Campus News in Brief
School of Music presents its third annual Collage Concert
The School of Music will present its third annual Collage Concert on Friday, March 18 at 8 p.m. in the Soldiers and Sailors Memorial Hall. The concert will feature a wide variety of compositions to interest the audience.
The concert will feature the work of more than 300 musicians in their efforts to showcase the school’s range.
All of the school’s ensembles, orchestras, quartets, and choirs will participate in the event. Members of the faculty who also have positions in the Pittsburgh Symphony Orchestra will participate in the concert.
Featured groups include the Carnegie Mellon Philharmonic, directed by Ronald Zollman; the Carnegie Mellon Baroque Ensemble, directed by Stephen Schultz; the Jazz Vocal Ensemble, directed by Thomas Douglas; and the Contemporary Ensemble, directed by Zollman.
Robert Page, the Paul Mellon University Professor and director of choral studies, will direct the Concert Choir. Before the concert begins, visitors can listen to the Pipe Band outside of the performance hall.
For solo performances, students include Emma Steele, a junior violinist; Michael Dee, a senior clarinetist; Nicole Gasse, a master’s candidate vocalist; Luis Carlos Hernandez, a master’s candidate pianist; and Natalie Severson and Vanessa Young, sophomore and master’s candidate harpists, respectively.
Aron Ralston to be speaker at 114th Commencement
At Carnegie Mellon’s 114th Commencement Ceremony on May 15, Aron Ralston (E ’97) will speak about his life and his inspiring story of survival.
His story began in April 2003 in a Utah canyon, where he was trapped for almost a week by a half-ton boulder. Faced with this near-impossible situation, Ralston made the decision to amputate his right hand and escape. Afterward, he rappelled 65 feet and hiked seven miles to seek rescue.
His story is the focus of the movie 127 Hours, starring James Franco and directed by Danny Boyle. The movie is based on Ralston’s New York Times 2004 bestselling autobiography, Between a Rock and Hard Place.
At Carnegie Mellon, Ralston majored in mechanical engineering and French with a minor in piano performance.
Ralston was a resident assistant as well as a member of seven honor societies.
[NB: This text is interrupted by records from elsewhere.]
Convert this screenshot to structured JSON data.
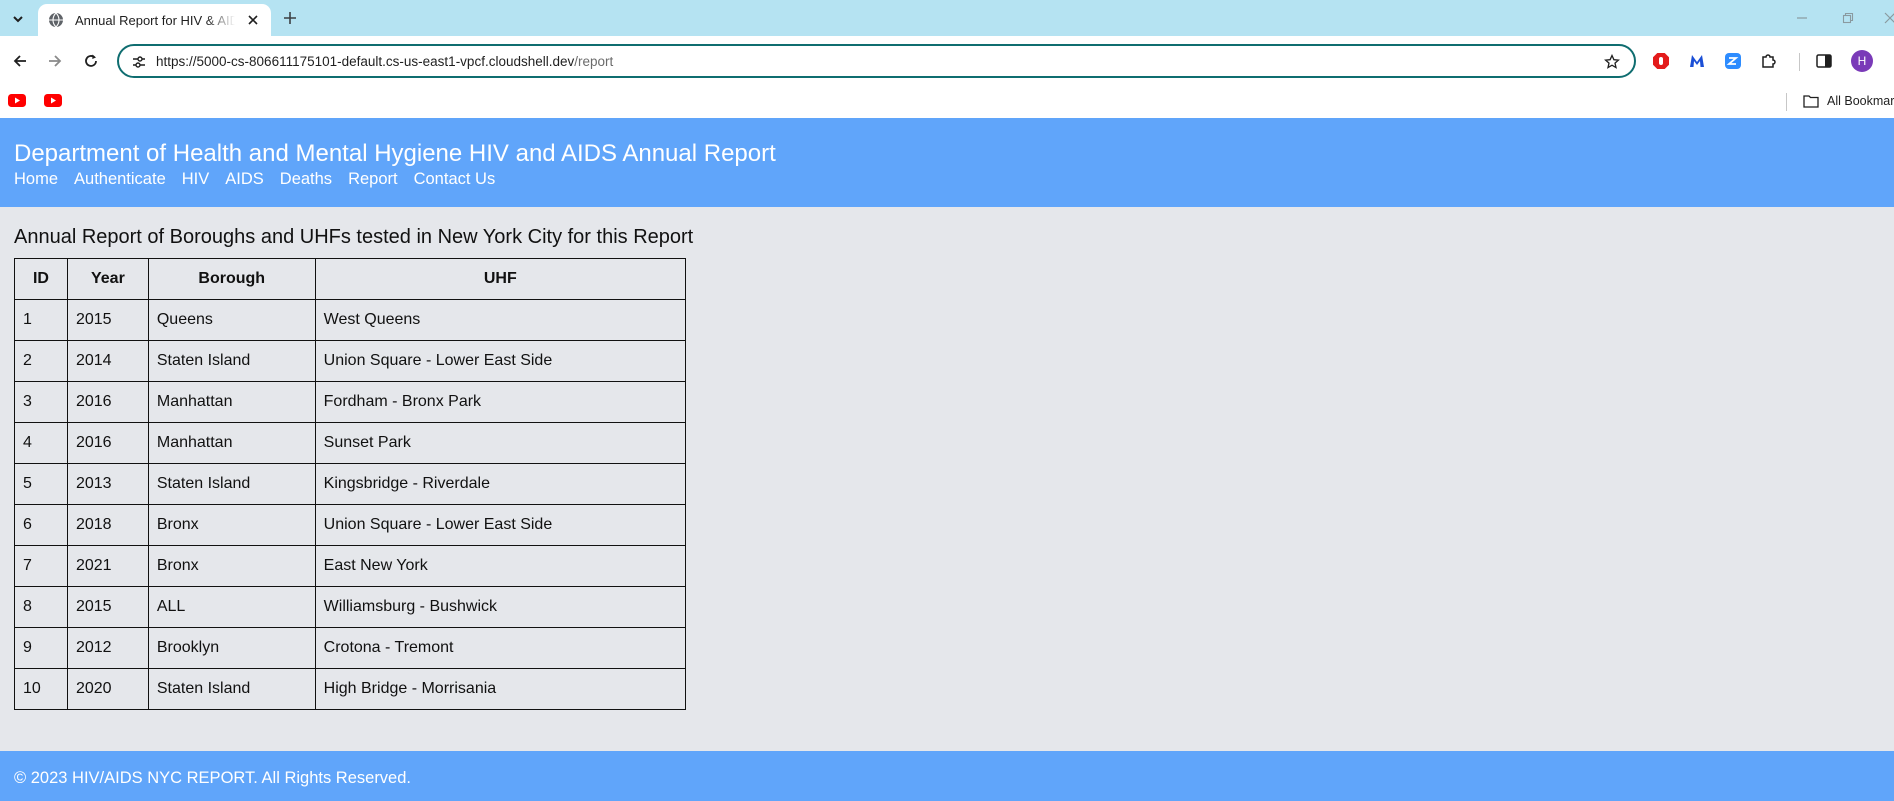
{
  "browser": {
    "tab": {
      "title": "Annual Report for HIV & AIDS in NYC"
    },
    "address_bar": {
      "url_host": "https://5000-cs-806611175101-default.cs-us-east1-vpcf.cloudshell.dev",
      "url_path": "/report"
    },
    "profile_initial": "H",
    "bookmarks": {
      "items": [
        {
          "icon": "youtube-icon"
        },
        {
          "icon": "youtube-icon"
        }
      ],
      "all_bookmarks_label": "All Bookmarks"
    },
    "colors": {
      "tabstrip": "#b5e3f2",
      "omnibox_border": "#0f6d70"
    }
  },
  "header": {
    "title": "Department of Health and Mental Hygiene HIV and AIDS Annual Report",
    "nav": [
      "Home",
      "Authenticate",
      "HIV",
      "AIDS",
      "Deaths",
      "Report",
      "Contact Us"
    ]
  },
  "main": {
    "heading": "Annual Report of Boroughs and UHFs tested in New York City for this Report",
    "table": {
      "columns": [
        "ID",
        "Year",
        "Borough",
        "UHF"
      ],
      "rows": [
        [
          "1",
          "2015",
          "Queens",
          "West Queens"
        ],
        [
          "2",
          "2014",
          "Staten Island",
          "Union Square - Lower East Side"
        ],
        [
          "3",
          "2016",
          "Manhattan",
          "Fordham - Bronx Park"
        ],
        [
          "4",
          "2016",
          "Manhattan",
          "Sunset Park"
        ],
        [
          "5",
          "2013",
          "Staten Island",
          "Kingsbridge - Riverdale"
        ],
        [
          "6",
          "2018",
          "Bronx",
          "Union Square - Lower East Side"
        ],
        [
          "7",
          "2021",
          "Bronx",
          "East New York"
        ],
        [
          "8",
          "2015",
          "ALL",
          "Williamsburg - Bushwick"
        ],
        [
          "9",
          "2012",
          "Brooklyn",
          "Crotona - Tremont"
        ],
        [
          "10",
          "2020",
          "Staten Island",
          "High Bridge - Morrisania"
        ]
      ]
    }
  },
  "footer": {
    "text": "© 2023 HIV/AIDS NYC REPORT. All Rights Reserved."
  },
  "theme": {
    "accent": "#60a5fa",
    "page_background": "#e5e7eb"
  }
}
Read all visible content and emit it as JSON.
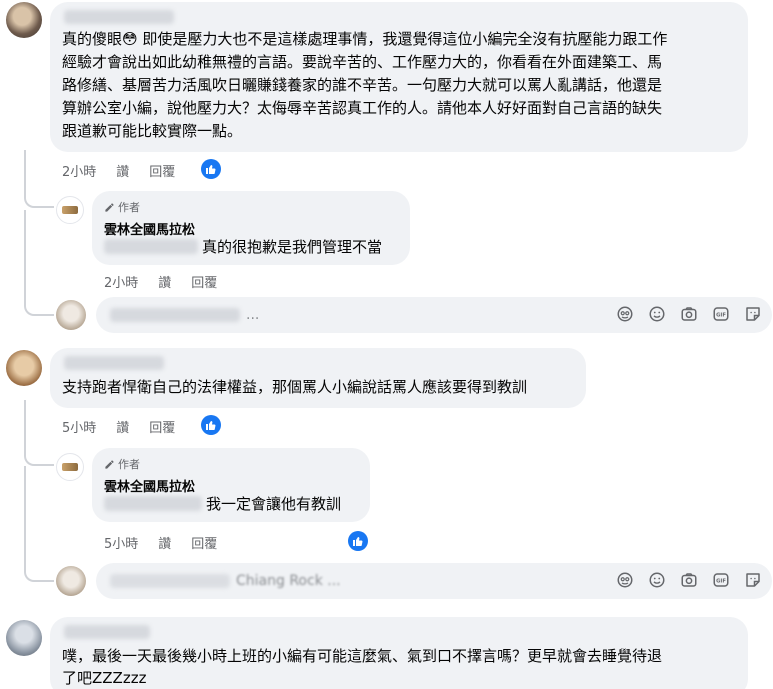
{
  "comments": [
    {
      "text": "真的傻眼😳 即使是壓力大也不是這樣處理事情，我還覺得這位小編完全沒有抗壓能力跟工作經驗才會說出如此幼稚無禮的言語。要說辛苦的、工作壓力大的，你看看在外面建築工、馬路修繕、基層苦力活風吹日曬賺錢養家的誰不辛苦。一句壓力大就可以罵人亂講話，他還是算辦公室小編，說他壓力大？太侮辱辛苦認真工作的人。請他本人好好面對自己言語的缺失跟道歉可能比較實際一點。",
      "lines": [
        "真的傻眼😳 即使是壓力大也不是這樣處理事情，我還覺得這位小編完全沒有抗壓能力跟工作",
        "經驗才會說出如此幼稚無禮的言語。要說辛苦的、工作壓力大的，你看看在外面建築工、馬",
        "路修繕、基層苦力活風吹日曬賺錢養家的誰不辛苦。一句壓力大就可以罵人亂講話，他還是",
        "算辦公室小編，說他壓力大？太侮辱辛苦認真工作的人。請他本人好好面對自己言語的缺失",
        "跟道歉可能比較實際一點。"
      ],
      "time": "2小時",
      "like": "讚",
      "reply": "回覆",
      "reply_item": {
        "badge": "作者",
        "author": "雲林全國馬拉松",
        "text": "真的很抱歉是我們管理不當",
        "time": "2小時",
        "like": "讚",
        "reply": "回覆"
      },
      "reply_placeholder": "..."
    },
    {
      "author": "Chiang Rock",
      "text": "支持跑者悍衛自己的法律權益，那個罵人小編說話罵人應該要得到教訓",
      "time": "5小時",
      "like": "讚",
      "reply": "回覆",
      "reply_item": {
        "badge": "作者",
        "author": "雲林全國馬拉松",
        "text": "我一定會讓他有教訓",
        "time": "5小時",
        "like": "讚",
        "reply": "回覆"
      },
      "reply_placeholder": "Chiang Rock ..."
    },
    {
      "lines": [
        "噗，最後一天最後幾小時上班的小編有可能這麼氣、氣到口不擇言嗎？更早就會去睡覺待退",
        "了吧ZZZzzz"
      ]
    }
  ],
  "icons": [
    "avatar-sticker-icon",
    "emoji-icon",
    "camera-icon",
    "gif-icon",
    "sticker-icon",
    "like-icon",
    "pencil-icon"
  ],
  "colors": {
    "bubble": "#f0f2f5",
    "meta": "#65676b",
    "like_blue": "#1877f2"
  }
}
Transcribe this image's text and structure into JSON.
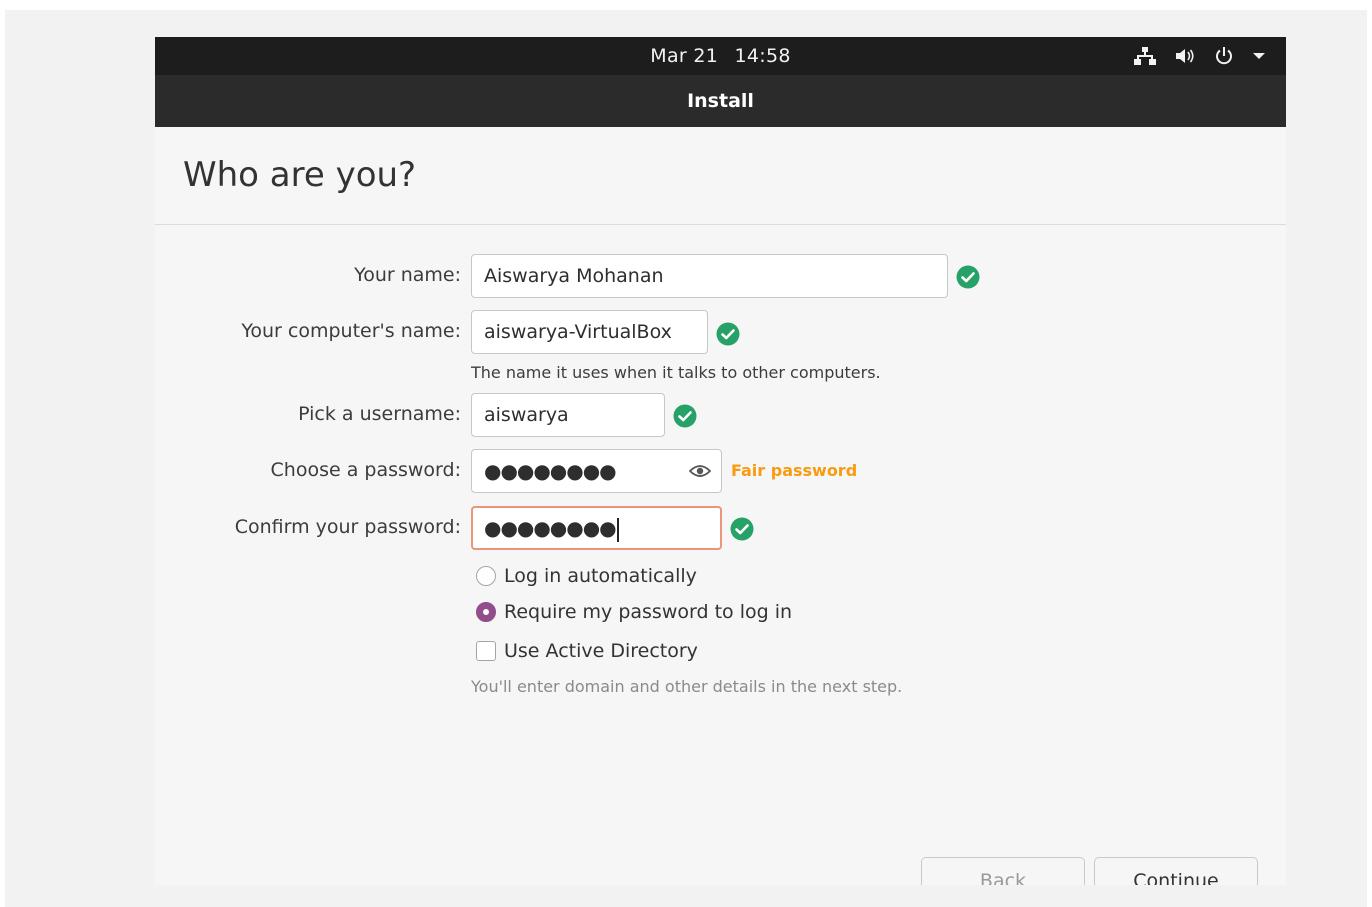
{
  "topbar": {
    "date": "Mar 21",
    "time": "14:58",
    "icons": [
      "network-icon",
      "volume-icon",
      "power-icon",
      "caret-down-icon"
    ]
  },
  "window": {
    "title": "Install"
  },
  "page": {
    "heading": "Who are you?"
  },
  "form": {
    "name_label": "Your name:",
    "name_value": "Aiswarya Mohanan",
    "computer_label": "Your computer's name:",
    "computer_value": "aiswarya-VirtualBox",
    "computer_hint": "The name it uses when it talks to other computers.",
    "username_label": "Pick a username:",
    "username_value": "aiswarya",
    "password_label": "Choose a password:",
    "password_value": "●●●●●●●●",
    "password_strength": "Fair password",
    "confirm_label": "Confirm your password:",
    "confirm_value": "●●●●●●●●"
  },
  "options": {
    "auto_login": "Log in automatically",
    "require_password": "Require my password to log in",
    "active_directory": "Use Active Directory",
    "ad_hint": "You'll enter domain and other details in the next step."
  },
  "buttons": {
    "back": "Back",
    "continue": "Continue"
  },
  "colors": {
    "accent_radio": "#924d8b",
    "ok_green": "#26a269",
    "strength_orange": "#f99b11",
    "focus_border": "#e9967a"
  }
}
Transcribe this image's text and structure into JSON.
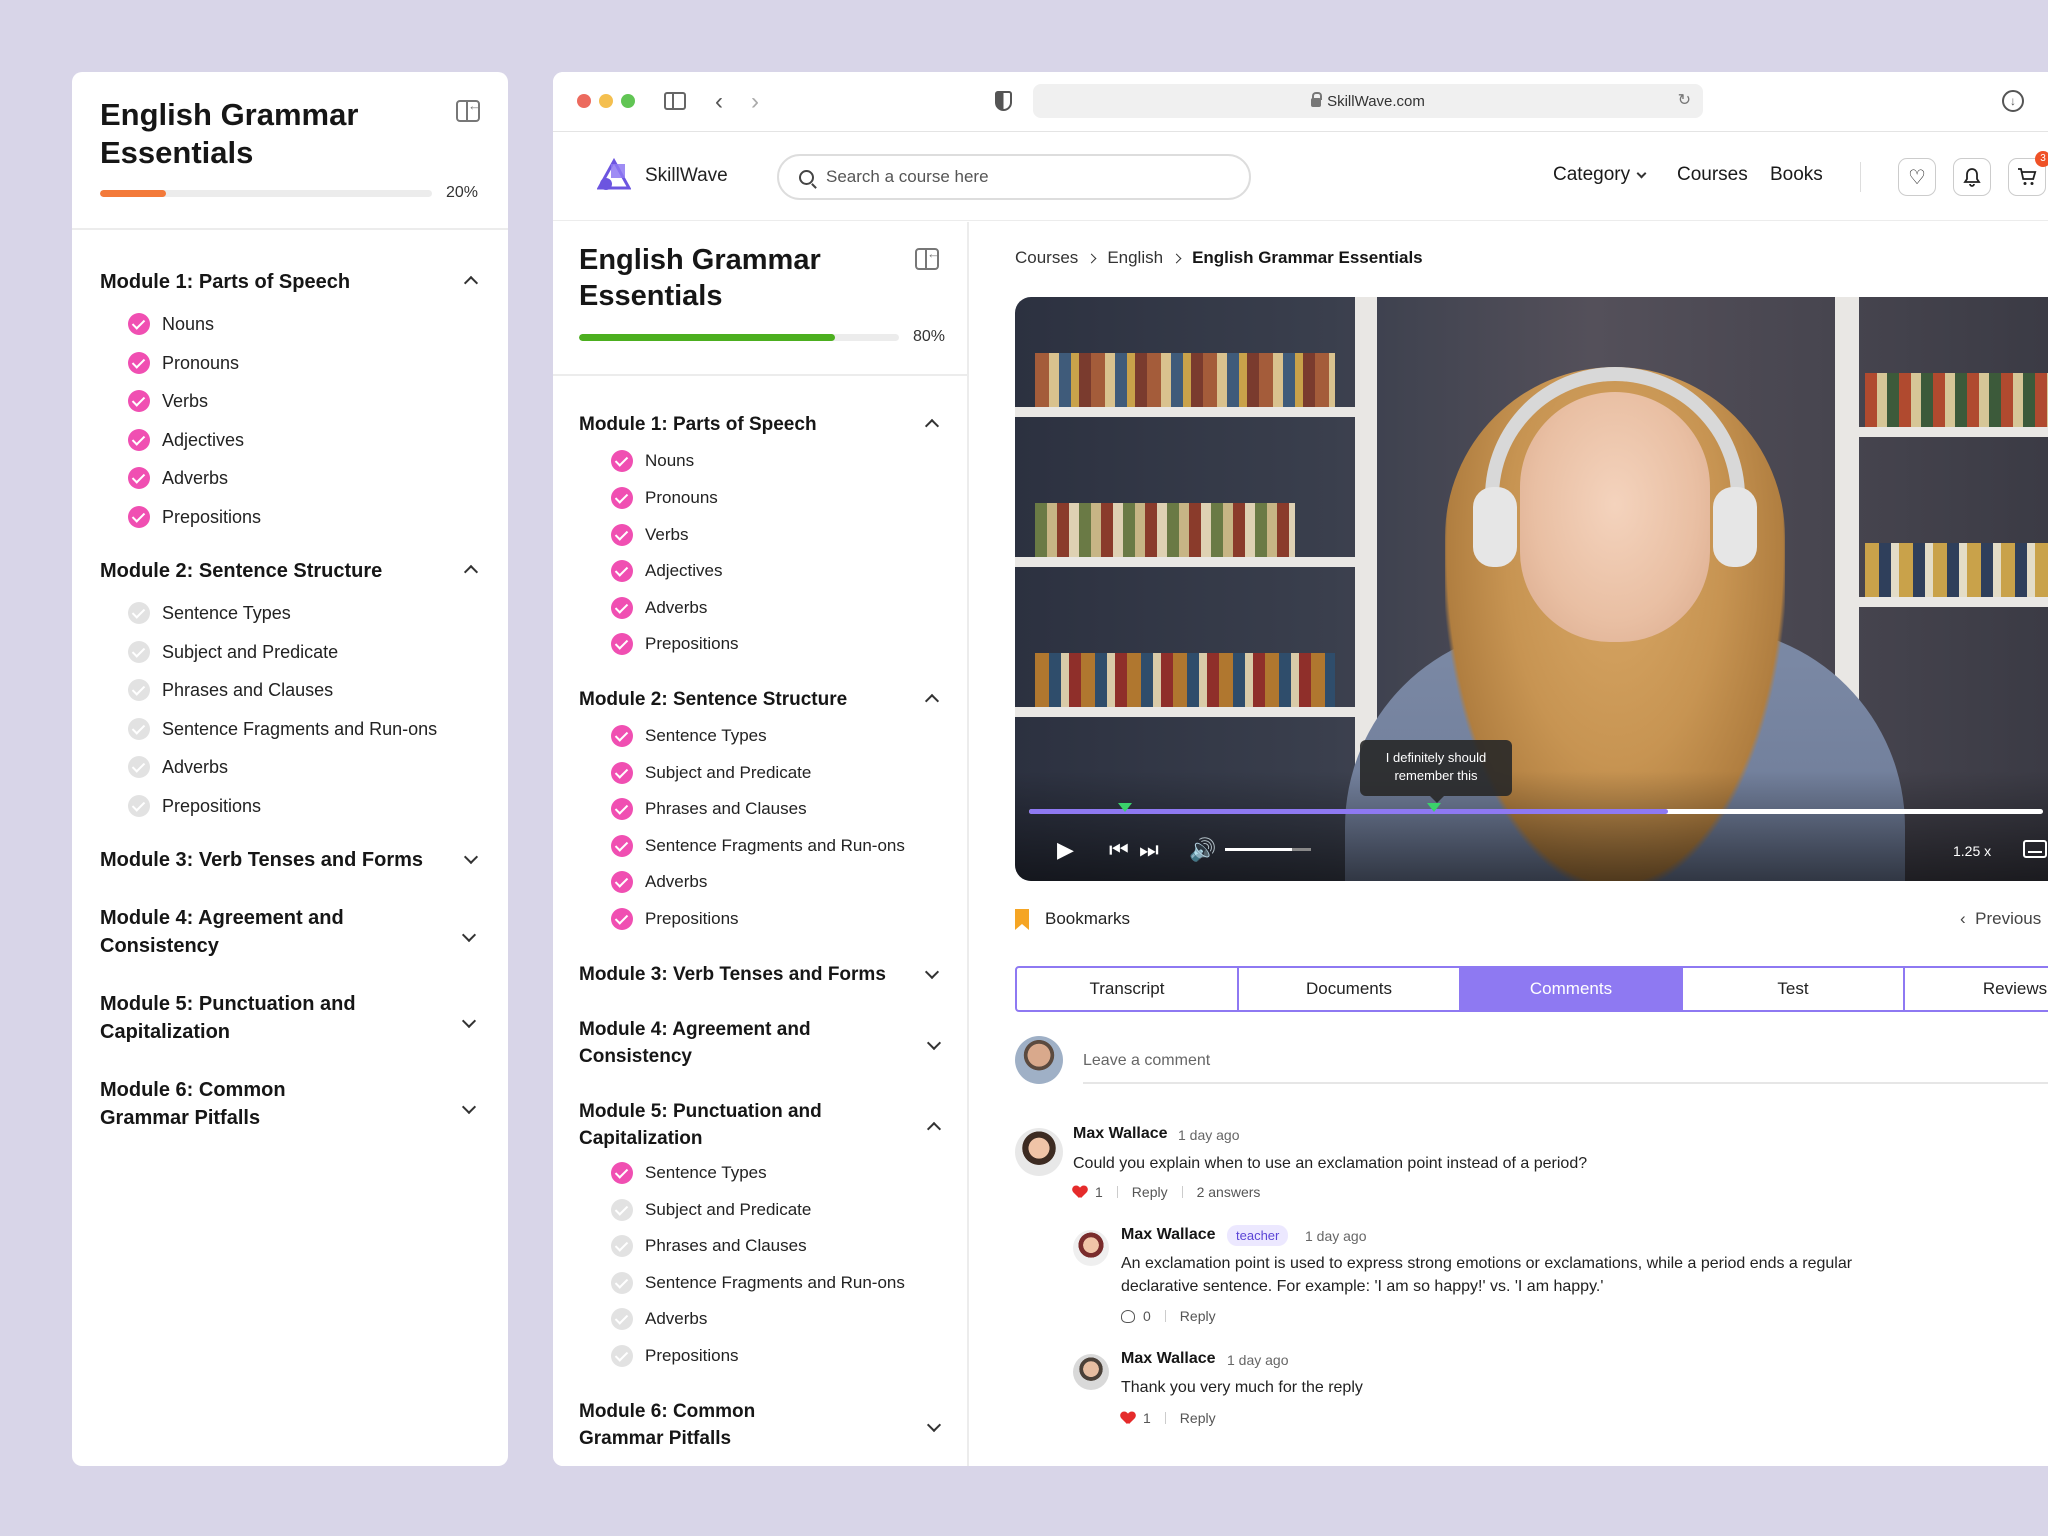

Ralston partially credits Carnegie Mellon’s training and education with helping him, in addition to his main source of inspiration: his family.
“He turned grave adversity into a learning and teaching experience for all of us. I know our graduates will enjoy and greatly benefit from hearing Aron speak,” said said President Jared L. Cohon in a recent press release.